What role does woody vegetative cover, in contrast with other types of land cover, play in the cycle of flooding, erosion and sedimentation? This question has long been pondered by soil conservationists, foresters and meteorologists, as well as civil engineers. While a complete and satisfying answer to this question cannot yet be made, some facts are clear. Among them is the fact that woody vegetative cover promotes water quality by holding soil in place, providing additional soil water storage potential and maintaining soil infiltration capacity.

The benefits of woody vegetative cover on soil function and soil erosion are increasingly recognized in urban areas from coast to coast. For example, in 2001, the city of Salem, Oregon, completed an "Urban Ecosytem Analysis" which included a green data layer of classified land cover to determine the relative health of watersheds and repairing corridors. This is because impervious surface and woody-vegetative cover are directly related to watershed function and water quality — part of the city's responsibilities under the Clean Water Act. In Northeast Ohio, communities are increasingly turning to the use of setbacks (naturally vegetated land along streams, rivers or wetlands) in order to maintain riparian and wetland function, address water quality concerns and minimize stream bank erosion and flood damage that are directly affected by land use of the flood plains and by structural and cultural practices that are improperly designed or located.

Woody vegetative cover does not only serve as a function of stormwater management, it creates a beautiful, aesthetic element to your landscape. It has been reported that over 250 bird species have been sighted within Cuyahoga County and planting woody vegetation could potentially attract these species to your own backyard! Planting woody vegetation can reduce stormwater runoff and aid with water quality.

Clean water starts with you!

Now Sprouting Everywhere

Rain Gardens
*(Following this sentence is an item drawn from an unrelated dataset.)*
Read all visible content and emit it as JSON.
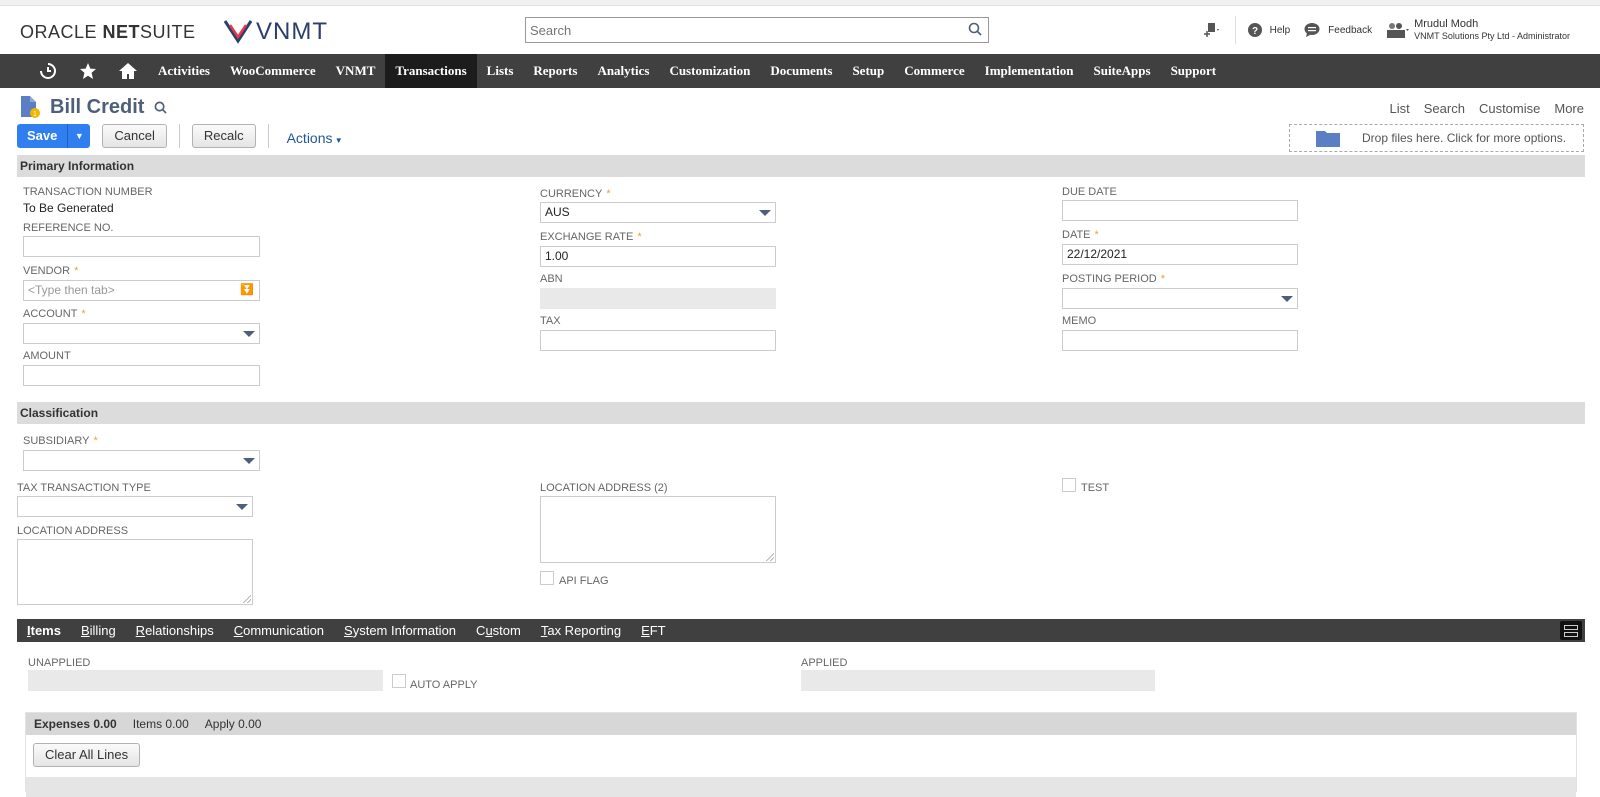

A Great Looking Landscape Feature that Raises Watershed Awareness!

A rain garden is an attractive, landscaped area planted with perennial native plants that don't mind getting "wet feet." Rain gardens enhance the beauty of individual yards and communities and provide habitat and food for wildlife.

Homeowners wishing to take action in their own backyards can help relieve some of the issues related to rain water by installing a rain garden. Rain gardens are easy to build in just a few hours and they are easy to maintain. A good spot in your yard is a must and, in addition to the plants, you probably need to purchase or mix your own amended soil to allow the rain garden to function properly.
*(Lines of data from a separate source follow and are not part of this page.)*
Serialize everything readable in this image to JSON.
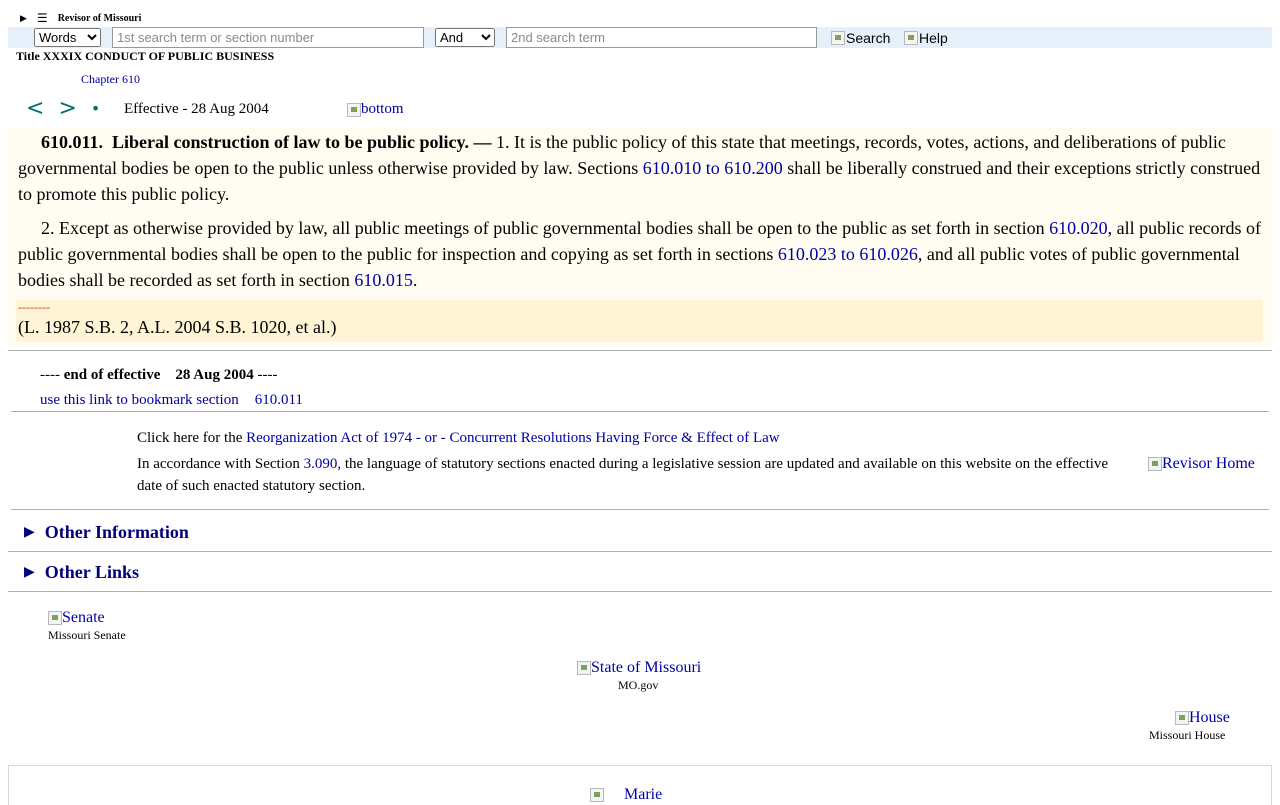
{
  "header": {
    "site_name": "Revisor of Missouri",
    "menu_glyph": "☰",
    "toggle_glyph": "▶"
  },
  "search": {
    "mode_options": [
      "Words"
    ],
    "mode_selected": "Words",
    "term1_placeholder": "1st search term or section number",
    "term1_value": "",
    "conjunction_selected": "And",
    "term2_placeholder": "2nd search term",
    "term2_value": "",
    "search_label": "Search",
    "help_label": "Help"
  },
  "breadcrumb": {
    "title": "Title XXXIX CONDUCT OF PUBLIC BUSINESS",
    "chapter": "Chapter 610"
  },
  "nav": {
    "prev": "<",
    "next": ">",
    "dot": "•",
    "effective": "Effective - 28 Aug 2004",
    "bottom_link": "bottom"
  },
  "statute": {
    "section": "610.011.",
    "heading": "Liberal construction of law to be public policy. —",
    "p1_a": " 1.  It is the public policy of this state that meetings, records, votes, actions, and deliberations of public governmental bodies be open to the public unless otherwise provided by law.  Sections ",
    "p1_link": "610.010 to 610.200",
    "p1_b": " shall be liberally construed and their exceptions strictly construed to promote this public policy.",
    "p2_a": "2.  Except as otherwise provided by law, all public meetings of public governmental bodies shall be open to the public as set forth in section ",
    "p2_link1": "610.020",
    "p2_b": ", all public records of public governmental bodies shall be open to the public for inspection and copying as set forth in sections ",
    "p2_link2": "610.023 to 610.026",
    "p2_c": ", and all public votes of public governmental bodies shall be recorded as set forth in section ",
    "p2_link3": "610.015",
    "p2_d": ".",
    "dashes": "--------",
    "history": "(L. 1987 S.B. 2, A.L. 2004 S.B. 1020, et al.)"
  },
  "end": {
    "prefix": "---- ",
    "label": "end of effective",
    "date": "28 Aug 2004",
    "suffix": " ----",
    "bookmark_text": "use this link to bookmark section",
    "bookmark_section": "610.011"
  },
  "notice": {
    "line1_a": "Click here for the ",
    "line1_link": "Reorganization Act of 1974 - or - Concurrent Resolutions Having Force & Effect of Law",
    "line2_a": "In accordance with Section ",
    "line2_link": "3.090",
    "line2_b": ", the language of statutory sections enacted during a legislative session are updated and available on this website on the effective date of such enacted statutory section.",
    "revisor_home": "Revisor Home"
  },
  "disclosures": {
    "other_information": "Other Information",
    "other_links": "Other Links",
    "toggle_glyph": "▶"
  },
  "footer": {
    "senate_alt": "Senate",
    "senate_caption": "Missouri Senate",
    "state_alt": "State of Missouri",
    "state_caption": "MO.gov",
    "house_alt": "House",
    "house_caption": "Missouri House",
    "marie_alt": "Marie"
  }
}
Native perennial plants, either grasses or flowering plants, can be used and your garden can be designed to reflect your personal landscaping tastes.

Sidewalks, roads, rooftops and lawns do not allow the rainwater to soak into the ground, which could help to reduce some of the impact. Rain gardens restore the land's ability to soak up some of the storm water — one garden at a time.
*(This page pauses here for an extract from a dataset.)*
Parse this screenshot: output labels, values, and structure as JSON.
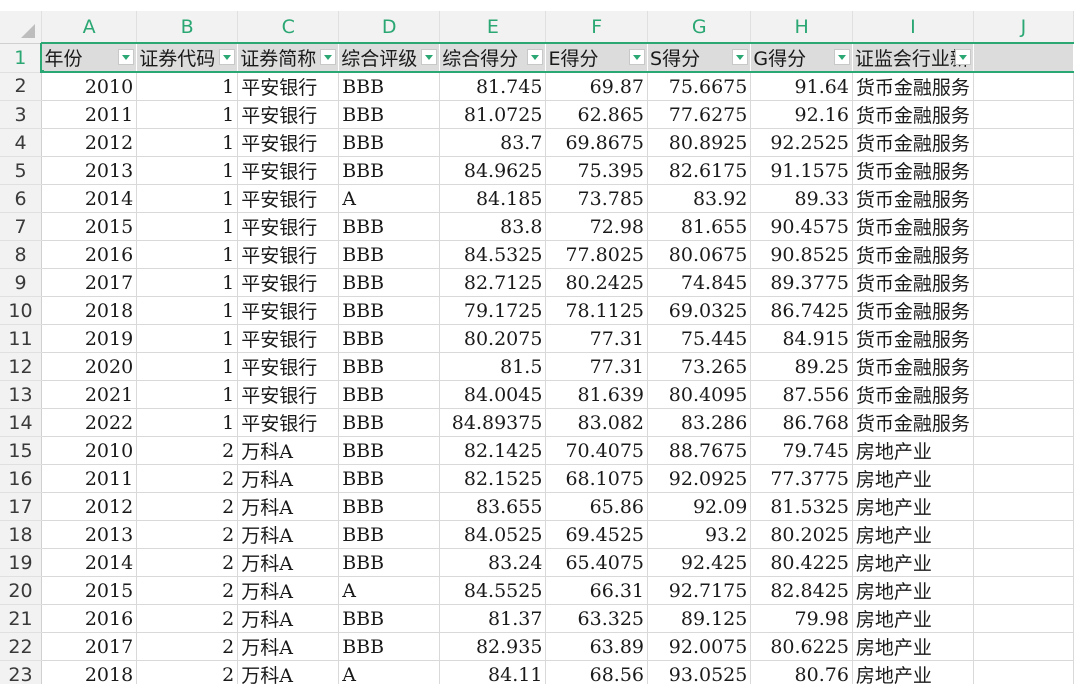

Rain gardens are now being designed and built around the nation and in your own backyard. Here in Cuyahoga County, local garden clubs, environmental clubs, volunteers and homeowners have already installed rain gardens in Berea, Euclid, Independence, Lyndhurst, Richmond Heights, South Euclid and Walton Hills.

Easy-to follow instructions, including a list of native plant species and the supplies needed for building your rain garden, can be found on the Cuyahoga Soil and Water Conservation's website at opens in a new Basic supplies and equipment include shovels, rakes, wheel barrow, soil mix, mulch, weed barrier, native plants and good friends to help out.  


Nothing But Rain Down the Storm Drains!

Learn more at these websites:
US EPA Storm Water opens in a new window
US EPA Nonpoint Source Pollution opens in a new window opens in a new window
US Geological Survey Learning Web, Search "Water" and "Rainfall Runoff" opens in a new
Storm Water and Your Community Fact Sheet From Ohio State University Extension opens in a new window